Anne LaMotte once wrote, “Perfectionism is the voice of the oppressor.” I’ve always been a perfectionist which served me well when I was a freelance violinist/violist. If I missed a note, it often meant I wouldn’t be asked to play again so I had to be perfect. Well, that’s what I thought but I took it too far. In addition, when I was a pastor, every time I led worship I let the oppressor take over. Worship wasn’t about me (and isn’t about any worship leader) but rather about God.
This afternoon I studied the biblical concept of perfection by using Stan Saunders’ 2010 commentary Preaching Matthew.* In Matthew 5:48 Jesus is quoted, “Be perfect, therefore, as your heavenly Father is perfect.” At face value, that certainly is a tall order. However the word really means completeness or even wholeness. Jesus is saying, “Be whole like my Father is whole.” This puts a different slant on the concept of perfection.
I’ve been working on my flutter kick when I swim. I took swim lessons at the Y two years ago but since I had hand surgery, I’ve had to be careful not to use my hand too much. Lately I’ve wanted to work on my stroke beginning with the kick. Doing it the correct way is harder in the short run but just like my violin in order to get better at it, I must practice. When I was in the pool this afternoon, I could feel my perfectionism surface which is why I wanted to look at the word again. I knew it meant completeness but reading Stan’s words helped me see my swimming (and gardening etc.) differently.
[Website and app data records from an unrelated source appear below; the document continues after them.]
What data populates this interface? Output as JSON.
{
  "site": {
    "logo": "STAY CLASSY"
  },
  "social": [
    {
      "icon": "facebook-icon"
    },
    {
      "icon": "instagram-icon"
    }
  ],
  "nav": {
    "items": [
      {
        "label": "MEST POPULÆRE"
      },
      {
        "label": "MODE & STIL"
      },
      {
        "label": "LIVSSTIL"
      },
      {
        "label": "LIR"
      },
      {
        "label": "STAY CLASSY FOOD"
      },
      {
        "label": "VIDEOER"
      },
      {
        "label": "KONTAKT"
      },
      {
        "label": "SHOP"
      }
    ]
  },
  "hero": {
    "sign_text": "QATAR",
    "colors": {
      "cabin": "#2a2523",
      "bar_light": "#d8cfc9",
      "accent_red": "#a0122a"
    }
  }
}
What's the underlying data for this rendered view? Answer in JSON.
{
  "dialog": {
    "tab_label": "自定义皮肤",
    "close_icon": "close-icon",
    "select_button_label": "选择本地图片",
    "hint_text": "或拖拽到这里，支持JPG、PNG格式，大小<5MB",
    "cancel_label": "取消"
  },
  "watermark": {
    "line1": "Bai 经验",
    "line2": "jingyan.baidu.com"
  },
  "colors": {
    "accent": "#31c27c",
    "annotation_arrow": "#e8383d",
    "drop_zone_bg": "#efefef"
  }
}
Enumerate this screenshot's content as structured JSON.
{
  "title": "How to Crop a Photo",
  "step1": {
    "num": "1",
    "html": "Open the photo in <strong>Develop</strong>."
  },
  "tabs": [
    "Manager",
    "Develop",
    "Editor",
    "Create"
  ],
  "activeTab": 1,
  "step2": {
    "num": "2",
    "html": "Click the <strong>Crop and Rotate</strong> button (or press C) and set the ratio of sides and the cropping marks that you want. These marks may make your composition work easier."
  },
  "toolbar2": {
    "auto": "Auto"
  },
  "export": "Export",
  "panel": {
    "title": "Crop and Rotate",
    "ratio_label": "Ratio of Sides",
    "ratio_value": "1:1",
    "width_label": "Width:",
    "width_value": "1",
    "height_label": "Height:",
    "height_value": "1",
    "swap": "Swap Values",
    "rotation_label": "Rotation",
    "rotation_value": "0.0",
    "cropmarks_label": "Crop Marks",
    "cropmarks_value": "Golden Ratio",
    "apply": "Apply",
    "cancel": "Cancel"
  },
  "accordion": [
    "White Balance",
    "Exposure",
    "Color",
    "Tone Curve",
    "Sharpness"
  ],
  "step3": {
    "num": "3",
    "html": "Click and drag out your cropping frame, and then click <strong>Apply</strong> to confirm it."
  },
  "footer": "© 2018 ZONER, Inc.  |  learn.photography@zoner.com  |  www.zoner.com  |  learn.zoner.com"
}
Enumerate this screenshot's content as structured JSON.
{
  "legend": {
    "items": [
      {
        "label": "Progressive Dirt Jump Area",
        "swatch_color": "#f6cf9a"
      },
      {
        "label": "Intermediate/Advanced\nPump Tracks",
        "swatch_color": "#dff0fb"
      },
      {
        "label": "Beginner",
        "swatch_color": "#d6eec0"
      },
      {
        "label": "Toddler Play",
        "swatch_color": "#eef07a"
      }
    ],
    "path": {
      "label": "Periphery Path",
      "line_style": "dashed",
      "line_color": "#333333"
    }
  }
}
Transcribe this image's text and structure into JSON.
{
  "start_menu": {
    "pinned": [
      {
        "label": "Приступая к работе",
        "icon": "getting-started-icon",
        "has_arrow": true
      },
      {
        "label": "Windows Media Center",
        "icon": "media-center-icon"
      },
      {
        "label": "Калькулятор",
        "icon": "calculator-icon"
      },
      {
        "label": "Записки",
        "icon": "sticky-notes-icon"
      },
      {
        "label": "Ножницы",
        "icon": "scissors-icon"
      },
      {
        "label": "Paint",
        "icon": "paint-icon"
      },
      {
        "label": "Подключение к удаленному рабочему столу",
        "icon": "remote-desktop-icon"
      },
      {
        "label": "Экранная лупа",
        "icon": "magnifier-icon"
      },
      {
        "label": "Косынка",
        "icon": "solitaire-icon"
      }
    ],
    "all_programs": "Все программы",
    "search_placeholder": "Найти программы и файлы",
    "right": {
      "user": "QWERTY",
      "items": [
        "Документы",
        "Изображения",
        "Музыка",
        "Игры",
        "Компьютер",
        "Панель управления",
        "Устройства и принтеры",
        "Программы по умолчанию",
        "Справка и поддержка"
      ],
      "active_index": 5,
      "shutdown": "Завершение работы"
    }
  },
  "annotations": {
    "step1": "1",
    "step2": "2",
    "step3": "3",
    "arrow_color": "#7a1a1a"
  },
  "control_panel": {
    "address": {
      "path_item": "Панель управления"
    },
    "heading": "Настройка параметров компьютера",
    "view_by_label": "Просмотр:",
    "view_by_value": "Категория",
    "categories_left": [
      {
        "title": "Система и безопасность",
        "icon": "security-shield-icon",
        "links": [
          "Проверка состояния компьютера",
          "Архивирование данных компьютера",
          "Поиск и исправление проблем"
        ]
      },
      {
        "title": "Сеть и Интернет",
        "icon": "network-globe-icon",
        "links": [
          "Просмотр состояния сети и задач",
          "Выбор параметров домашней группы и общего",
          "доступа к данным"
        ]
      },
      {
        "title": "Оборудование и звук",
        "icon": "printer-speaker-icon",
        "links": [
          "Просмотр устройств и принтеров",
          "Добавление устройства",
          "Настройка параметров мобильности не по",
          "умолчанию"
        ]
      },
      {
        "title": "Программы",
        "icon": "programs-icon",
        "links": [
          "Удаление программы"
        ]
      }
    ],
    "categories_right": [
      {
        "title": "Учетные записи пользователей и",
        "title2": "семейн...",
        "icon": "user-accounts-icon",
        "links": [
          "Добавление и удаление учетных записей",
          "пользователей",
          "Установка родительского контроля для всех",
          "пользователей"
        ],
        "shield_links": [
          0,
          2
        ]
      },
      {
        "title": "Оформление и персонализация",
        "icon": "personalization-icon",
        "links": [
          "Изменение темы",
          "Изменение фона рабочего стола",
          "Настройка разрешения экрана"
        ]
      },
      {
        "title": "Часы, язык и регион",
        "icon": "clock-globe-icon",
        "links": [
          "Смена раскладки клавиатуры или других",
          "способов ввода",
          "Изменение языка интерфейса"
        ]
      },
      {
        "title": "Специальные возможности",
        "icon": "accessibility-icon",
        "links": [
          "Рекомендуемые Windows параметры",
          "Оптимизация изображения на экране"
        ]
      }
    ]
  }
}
The oppressor wants me to give up but I’m not going to listen to that voice. I like to swim and I want to get better. I’m trying not to compare myself to others but it is hard. I see someone swimming in another lane that is faster than I am and the voice of the oppressor rings in my ear, “You have to get better after all everyone is watching you and thinking about what you’re doing.” Of course this isn’t true. No one pays any attention to me and it wouldn’t matter if they did for I’m not in any competition. If my swimming improves, I will feel whole. This is what is important.
*I trust Stan but I still needed to check out the words using a Strong’s concordance which translates the words from Greek or Hebrew into English. I took a year of Greek at Central Baptist Seminary and had to pass a Greek exegesis exam for ordination but I am no Greek scholar so I try to read scholars I trust.